Minister hits back in row over work experience

Have your say

CONTROVERSY over the Government’s work experience scheme will not be allowed to derail efforts to get people off benefits and into work, Employment Minister Chris Grayling has warned.

A “concerted campaign” against the scheme has been fuelled by “snobbery” about the jobs on offer and the “entitlement culture” that has grown up around the benefits system, he said.

Mr Grayling stressed that any work placements under the scheme, which allows claimants to keep benefits while boosting skills, are voluntary amid unease from retailers targeted by campaigners attacking “slave labour”.
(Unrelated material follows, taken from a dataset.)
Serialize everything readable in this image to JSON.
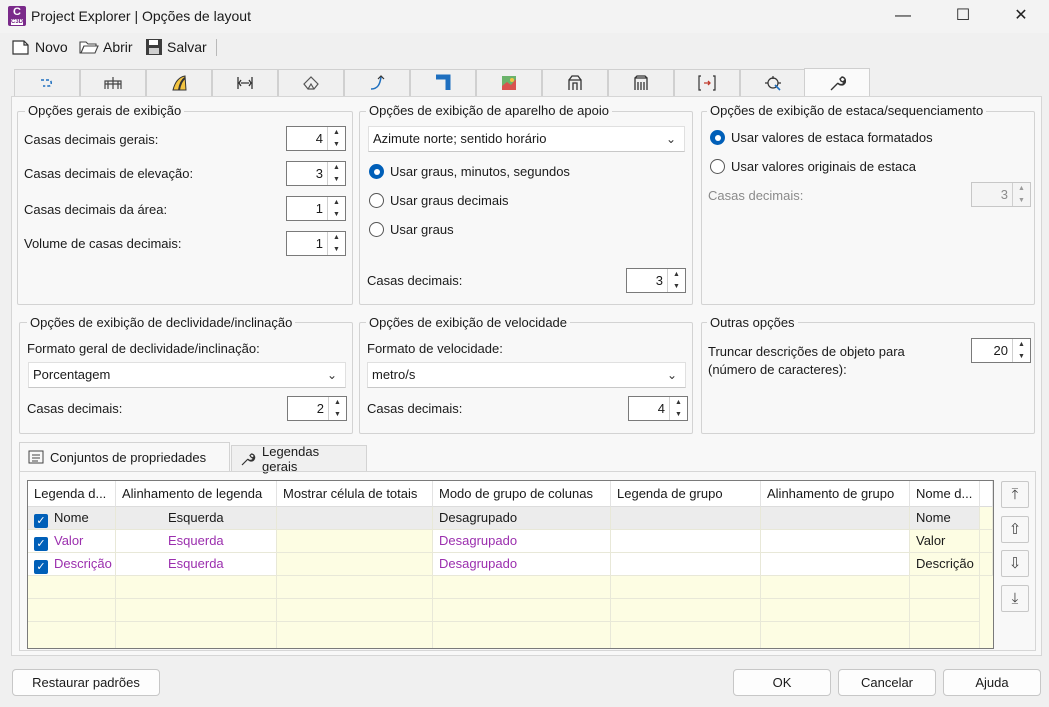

“People on benefits volunteer for work experience, they are not forced to do it,” Mr Grayling told the Yorkshire Post. “Once they sign up they have to continue with the scheme as a condition of their benefit and cannot just drop out. We think that is a fair approach.

“But the fact that this week has seen people balking at the idea of offering people on benefits some kind of short-term work experience shows how entrenched and damaging the ‘something for nothing’ benefit culture has become.

“We will not allow this campaign to derail the work we are doing with employers to get people on benefits back into work. It is only by giving people who can work the help they need to get jobs, that we can break the cycle of dependency and help them improve their lives.”

Mr Grayling has accused socialist activists of pressuring firms to quit the scheme. Several major retailers have expressed concerns that those taking part could lose benefits if they pull out after a week.

But Iain Iriving, 20 from Harrogate, has been offered a permanent job with furniture store Alpha Pine after a placement.

“This is my first real job,” he said. “Before this I was unable to get a job due to my lack of experience. The majority of employers are looking for someone with experience, and there’s no opportunity in the workplace environment to find that experience without a job.”

Poundland said it was pulling out of another Government scheme – the Work Programme – which pays companies and charities to get the long-term unemployed back to work. Claimants who refuse to take part in recommended work experience can face benefit sanctions.